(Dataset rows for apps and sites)
══════════════════════════════

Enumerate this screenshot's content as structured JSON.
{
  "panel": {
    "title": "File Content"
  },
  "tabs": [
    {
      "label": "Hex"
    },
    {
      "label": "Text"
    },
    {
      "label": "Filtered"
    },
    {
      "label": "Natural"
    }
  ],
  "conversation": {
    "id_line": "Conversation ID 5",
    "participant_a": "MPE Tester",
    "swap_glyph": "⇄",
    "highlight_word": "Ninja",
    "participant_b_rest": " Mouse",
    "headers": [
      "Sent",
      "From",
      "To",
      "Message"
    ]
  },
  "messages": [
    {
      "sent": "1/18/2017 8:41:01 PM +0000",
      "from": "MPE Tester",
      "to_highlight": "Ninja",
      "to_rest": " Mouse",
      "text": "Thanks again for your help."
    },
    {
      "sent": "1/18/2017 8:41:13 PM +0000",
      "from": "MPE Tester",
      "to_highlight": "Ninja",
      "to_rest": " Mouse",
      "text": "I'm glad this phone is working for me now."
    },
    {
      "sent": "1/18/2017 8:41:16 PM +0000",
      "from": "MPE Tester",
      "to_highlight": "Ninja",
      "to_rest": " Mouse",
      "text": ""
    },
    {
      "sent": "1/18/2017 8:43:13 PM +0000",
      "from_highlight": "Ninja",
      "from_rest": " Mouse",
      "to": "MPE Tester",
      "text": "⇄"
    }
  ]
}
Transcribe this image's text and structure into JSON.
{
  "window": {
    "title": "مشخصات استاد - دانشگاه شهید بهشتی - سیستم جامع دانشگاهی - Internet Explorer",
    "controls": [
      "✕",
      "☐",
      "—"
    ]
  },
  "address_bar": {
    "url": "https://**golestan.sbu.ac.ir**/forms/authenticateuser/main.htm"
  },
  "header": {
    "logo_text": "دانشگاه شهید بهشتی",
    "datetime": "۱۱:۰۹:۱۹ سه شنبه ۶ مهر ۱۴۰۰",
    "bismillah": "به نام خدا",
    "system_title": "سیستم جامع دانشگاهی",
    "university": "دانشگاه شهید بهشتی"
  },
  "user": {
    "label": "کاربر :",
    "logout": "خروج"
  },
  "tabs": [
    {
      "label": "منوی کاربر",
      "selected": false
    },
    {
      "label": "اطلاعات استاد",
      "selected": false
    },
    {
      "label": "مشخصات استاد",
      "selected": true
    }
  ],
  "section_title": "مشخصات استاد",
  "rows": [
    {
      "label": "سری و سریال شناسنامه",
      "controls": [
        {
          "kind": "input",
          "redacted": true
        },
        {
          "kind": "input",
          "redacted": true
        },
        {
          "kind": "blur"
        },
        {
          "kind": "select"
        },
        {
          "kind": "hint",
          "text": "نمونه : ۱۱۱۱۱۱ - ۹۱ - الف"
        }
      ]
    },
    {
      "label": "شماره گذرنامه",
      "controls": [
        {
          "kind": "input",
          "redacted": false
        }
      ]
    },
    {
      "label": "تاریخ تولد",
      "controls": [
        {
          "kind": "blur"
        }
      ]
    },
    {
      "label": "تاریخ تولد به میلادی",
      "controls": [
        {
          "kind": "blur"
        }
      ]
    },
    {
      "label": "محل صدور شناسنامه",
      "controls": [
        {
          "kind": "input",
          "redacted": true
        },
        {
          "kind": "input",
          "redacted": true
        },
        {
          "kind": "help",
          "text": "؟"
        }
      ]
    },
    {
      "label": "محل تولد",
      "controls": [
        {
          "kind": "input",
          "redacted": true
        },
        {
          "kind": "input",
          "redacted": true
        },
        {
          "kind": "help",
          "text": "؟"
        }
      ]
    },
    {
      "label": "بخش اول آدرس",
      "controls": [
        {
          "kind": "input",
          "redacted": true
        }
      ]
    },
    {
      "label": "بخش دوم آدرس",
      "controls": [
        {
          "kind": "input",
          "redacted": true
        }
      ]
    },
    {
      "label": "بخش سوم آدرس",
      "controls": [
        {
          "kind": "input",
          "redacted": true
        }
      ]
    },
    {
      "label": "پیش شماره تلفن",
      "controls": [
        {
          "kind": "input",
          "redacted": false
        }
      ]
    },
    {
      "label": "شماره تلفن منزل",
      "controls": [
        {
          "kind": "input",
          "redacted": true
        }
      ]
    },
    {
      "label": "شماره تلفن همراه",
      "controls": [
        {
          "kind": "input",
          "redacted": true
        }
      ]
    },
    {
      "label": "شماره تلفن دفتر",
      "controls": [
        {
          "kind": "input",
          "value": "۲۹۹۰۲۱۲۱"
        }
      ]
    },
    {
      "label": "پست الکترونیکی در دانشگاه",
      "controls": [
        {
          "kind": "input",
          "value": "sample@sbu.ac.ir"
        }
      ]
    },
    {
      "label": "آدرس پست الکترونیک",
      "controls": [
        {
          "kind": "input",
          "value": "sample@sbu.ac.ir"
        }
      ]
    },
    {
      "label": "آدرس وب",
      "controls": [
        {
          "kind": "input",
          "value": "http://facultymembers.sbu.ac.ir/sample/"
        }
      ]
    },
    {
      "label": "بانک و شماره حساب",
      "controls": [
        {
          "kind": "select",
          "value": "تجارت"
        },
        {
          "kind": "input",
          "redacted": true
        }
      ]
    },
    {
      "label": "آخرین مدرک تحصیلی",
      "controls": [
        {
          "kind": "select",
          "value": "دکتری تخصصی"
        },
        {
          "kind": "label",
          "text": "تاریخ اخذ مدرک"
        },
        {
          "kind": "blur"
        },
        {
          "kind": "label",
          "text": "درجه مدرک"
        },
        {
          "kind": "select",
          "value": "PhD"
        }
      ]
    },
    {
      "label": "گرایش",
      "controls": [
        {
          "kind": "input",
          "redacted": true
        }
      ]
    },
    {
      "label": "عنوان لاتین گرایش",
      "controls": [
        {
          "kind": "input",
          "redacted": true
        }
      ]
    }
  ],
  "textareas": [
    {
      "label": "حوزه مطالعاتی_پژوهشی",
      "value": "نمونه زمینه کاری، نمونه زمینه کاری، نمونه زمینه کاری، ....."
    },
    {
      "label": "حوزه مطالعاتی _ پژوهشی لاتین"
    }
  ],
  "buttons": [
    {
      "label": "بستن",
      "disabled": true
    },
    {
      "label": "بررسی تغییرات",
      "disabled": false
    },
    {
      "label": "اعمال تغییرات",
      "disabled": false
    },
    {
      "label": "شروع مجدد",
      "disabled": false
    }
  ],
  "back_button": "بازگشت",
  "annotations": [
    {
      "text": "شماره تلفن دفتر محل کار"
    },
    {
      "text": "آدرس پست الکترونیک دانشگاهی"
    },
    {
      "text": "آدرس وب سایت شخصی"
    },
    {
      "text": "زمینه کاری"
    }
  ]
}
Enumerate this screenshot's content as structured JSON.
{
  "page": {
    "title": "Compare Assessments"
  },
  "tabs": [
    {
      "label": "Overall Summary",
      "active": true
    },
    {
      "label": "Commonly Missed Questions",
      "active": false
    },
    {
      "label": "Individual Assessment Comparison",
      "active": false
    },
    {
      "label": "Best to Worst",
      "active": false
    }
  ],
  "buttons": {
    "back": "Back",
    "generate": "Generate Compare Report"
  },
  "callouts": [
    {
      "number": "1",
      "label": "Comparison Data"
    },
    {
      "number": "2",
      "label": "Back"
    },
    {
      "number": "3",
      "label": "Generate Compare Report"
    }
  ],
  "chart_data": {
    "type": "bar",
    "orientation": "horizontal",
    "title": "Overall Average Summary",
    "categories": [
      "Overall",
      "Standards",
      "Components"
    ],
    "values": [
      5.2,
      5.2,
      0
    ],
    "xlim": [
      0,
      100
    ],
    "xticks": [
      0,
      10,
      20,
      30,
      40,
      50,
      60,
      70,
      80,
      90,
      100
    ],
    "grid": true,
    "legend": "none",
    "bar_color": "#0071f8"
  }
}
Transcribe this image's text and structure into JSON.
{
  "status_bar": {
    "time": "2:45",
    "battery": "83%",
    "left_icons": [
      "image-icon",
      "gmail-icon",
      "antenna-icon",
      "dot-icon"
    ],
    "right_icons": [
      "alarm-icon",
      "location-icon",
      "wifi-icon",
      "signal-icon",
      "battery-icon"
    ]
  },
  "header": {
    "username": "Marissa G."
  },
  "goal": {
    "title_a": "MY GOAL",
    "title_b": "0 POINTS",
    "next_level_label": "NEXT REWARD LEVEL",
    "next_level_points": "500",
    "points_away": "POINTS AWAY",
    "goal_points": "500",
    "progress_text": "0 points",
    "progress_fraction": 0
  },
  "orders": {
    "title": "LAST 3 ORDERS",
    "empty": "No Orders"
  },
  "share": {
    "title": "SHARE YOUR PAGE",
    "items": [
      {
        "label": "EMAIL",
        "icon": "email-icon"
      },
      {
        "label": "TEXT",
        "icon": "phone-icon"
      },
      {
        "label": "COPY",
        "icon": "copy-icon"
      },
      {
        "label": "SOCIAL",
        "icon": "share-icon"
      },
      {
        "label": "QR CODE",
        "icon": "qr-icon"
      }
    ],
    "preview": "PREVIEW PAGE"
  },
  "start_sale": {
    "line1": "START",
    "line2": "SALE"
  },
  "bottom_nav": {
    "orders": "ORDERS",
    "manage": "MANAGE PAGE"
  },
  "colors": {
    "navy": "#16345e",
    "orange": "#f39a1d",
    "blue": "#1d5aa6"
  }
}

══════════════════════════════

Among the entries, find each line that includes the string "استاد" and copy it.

## [RESPONSE]
    "title": "مشخصات استاد - دانشگاه شهید بهشتی - سیستم جامع دانشگاهی - Internet Explorer",
      "label": "اطلاعات استاد",
      "label": "مشخصات استاد",
  "section_title": "مشخصات استاد",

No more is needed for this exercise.